I plan to participate!
== Predictions hit ==
Someone log this on my registry of “hits”? Rezwan Ferdaus is accused of planning to use three remote control airplanes measuring up to 80 inches, packed with five pounds of explosives in each, to hit the Pentagon and blow the Capitol dome to "smithereens."
Anyone remember this passage from my novella “The Smartest Mob”? (It will also be part of my new novel EXISTENCE.) “Exceptional numbers of toy airplanes were purchased in the Carolinas, this month, suggesting that a swarm attack may be in the making, just like the O’Hare Incident...”
Oh, I don’t know if I should mention this, since it might cause evil ones to choose a different target. But y’know all those movies that show the Capitol dome exploding into little white plaster bits? Well it won’t ever ever happen, even with a nearby nuke! Reason? The dome is made of IRON! It may go flying and rolling across the countryside. But it ain’t giving no smash-up satisfaction. What would Ferdhaus have actually accomplished? The tap might have made it ring... like a liberty bell.

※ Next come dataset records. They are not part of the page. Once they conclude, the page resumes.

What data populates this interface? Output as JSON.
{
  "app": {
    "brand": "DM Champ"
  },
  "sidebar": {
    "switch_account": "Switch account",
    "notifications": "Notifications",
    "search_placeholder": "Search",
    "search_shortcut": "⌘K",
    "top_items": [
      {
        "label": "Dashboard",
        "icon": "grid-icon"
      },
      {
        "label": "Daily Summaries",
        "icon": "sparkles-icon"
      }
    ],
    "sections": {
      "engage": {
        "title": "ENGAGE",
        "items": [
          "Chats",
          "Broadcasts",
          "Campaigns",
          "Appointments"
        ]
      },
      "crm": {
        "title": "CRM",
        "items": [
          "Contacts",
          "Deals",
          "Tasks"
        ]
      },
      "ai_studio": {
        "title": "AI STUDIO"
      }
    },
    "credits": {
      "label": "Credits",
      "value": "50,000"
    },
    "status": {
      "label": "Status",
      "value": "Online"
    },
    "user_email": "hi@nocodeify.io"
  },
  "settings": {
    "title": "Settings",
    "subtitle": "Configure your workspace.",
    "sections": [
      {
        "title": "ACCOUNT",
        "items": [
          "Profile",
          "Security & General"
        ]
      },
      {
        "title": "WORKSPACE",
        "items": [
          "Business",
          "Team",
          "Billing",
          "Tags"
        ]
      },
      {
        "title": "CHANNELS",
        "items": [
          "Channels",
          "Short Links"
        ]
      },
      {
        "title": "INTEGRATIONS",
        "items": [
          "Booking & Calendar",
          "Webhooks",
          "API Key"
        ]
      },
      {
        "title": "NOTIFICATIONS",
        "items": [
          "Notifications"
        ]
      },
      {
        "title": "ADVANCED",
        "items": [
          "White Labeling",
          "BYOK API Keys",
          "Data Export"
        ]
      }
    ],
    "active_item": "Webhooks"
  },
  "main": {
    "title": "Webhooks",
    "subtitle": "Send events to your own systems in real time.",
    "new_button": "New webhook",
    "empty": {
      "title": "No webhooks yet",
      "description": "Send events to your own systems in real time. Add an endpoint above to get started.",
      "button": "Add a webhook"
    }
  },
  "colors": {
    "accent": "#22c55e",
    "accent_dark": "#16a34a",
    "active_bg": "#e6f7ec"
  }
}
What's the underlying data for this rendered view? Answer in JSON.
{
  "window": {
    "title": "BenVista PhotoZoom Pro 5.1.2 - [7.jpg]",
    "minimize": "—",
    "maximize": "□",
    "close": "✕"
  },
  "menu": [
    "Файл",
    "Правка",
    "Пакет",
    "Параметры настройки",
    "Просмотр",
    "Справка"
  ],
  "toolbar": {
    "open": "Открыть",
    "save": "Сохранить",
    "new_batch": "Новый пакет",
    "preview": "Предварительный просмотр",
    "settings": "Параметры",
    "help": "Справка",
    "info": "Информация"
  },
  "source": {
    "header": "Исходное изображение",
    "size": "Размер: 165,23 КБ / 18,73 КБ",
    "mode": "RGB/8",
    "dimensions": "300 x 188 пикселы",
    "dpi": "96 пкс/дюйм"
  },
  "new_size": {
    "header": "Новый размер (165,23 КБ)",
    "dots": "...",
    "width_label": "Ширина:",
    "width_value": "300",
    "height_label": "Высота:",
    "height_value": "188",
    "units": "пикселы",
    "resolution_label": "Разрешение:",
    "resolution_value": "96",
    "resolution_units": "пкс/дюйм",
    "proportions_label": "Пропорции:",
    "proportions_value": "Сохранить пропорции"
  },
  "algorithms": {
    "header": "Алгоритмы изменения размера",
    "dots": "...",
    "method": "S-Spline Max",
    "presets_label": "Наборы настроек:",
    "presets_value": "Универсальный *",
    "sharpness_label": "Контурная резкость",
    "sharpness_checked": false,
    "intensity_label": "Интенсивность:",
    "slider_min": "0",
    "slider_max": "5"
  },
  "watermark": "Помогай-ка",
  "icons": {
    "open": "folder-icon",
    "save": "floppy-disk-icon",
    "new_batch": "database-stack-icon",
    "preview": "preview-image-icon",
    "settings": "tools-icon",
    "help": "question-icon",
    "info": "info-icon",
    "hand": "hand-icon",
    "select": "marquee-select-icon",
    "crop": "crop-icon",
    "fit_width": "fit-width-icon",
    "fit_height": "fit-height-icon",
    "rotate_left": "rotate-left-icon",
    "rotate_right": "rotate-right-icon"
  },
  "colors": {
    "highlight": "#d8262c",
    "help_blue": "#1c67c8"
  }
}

== Marvelous Miscellany ==
Fascinating. Fountains of life found at the bottom of the Dead Sea. First scientific dive into the dead sea, finding astonishing life in the lowest place on Earth, where salinity is 6X the ocean and fresh water springs under the sea make the equivalent of “smokers.”
Want to see the real reason why the big CellCos don’t want to adopt my idea for peer-to-peer text passing, even though they could charge for it and it would make the nation 50% more resilient against disaster? Free texts pose threat to carrier.
“More than two trillion text messages are sent each year in the United States, generating more than $20 billion in revenue for the wireless industry. Verizon Wireless alone generates as much as $7 billion a year in revenue from texting, or about 12 percent of the total.... At 20 cents and 160 characters per message, wireless customers are paying roughly $1,500 to send a megabyte of text traffic over the cell network. By comparison, the cost to send that same amount of data using a $25-a-month, two-gigabyte data plan works out to 1.25 cents.”
Cool! On November 9-10, 2011, Explore Mars, Inc. will be presenting the Women and Mars Conference at the Jack Morton Auditorium at George Washington University in Washington, D.C. Topics to be discussed at the conference include, “Why are so many women involved in Mars exploration?” and “How can ‘Mars women’ help to advance STEM education for young women and reach non-traditional audiences?” Go get em, gals. Lead us.
It's the (Not the) End of the World Cruise! Come with us to sea and celebrate the world Not coming to an end during the "Mayan Millennium" winter solstice in 2012 with parties, special guests & speakers, including astronaut Steve Hawley, Authors David Brin and Robert Sawyer, plus several renowned scientists. Featuring snorkeling, a costume party, fascinating talks, and a visit to the Mayan Tulum ruins on Dec. 21, 2012. During the week that some think will be the world’s last, join us on a more enlightened, and enlightening, week-long cruise in the beautiful Caribbean. (Also, what better place to be, either way?) Don’t be... left behind!
And fer gosh-dern sakes, don’t have the singularity without us, while we’re away!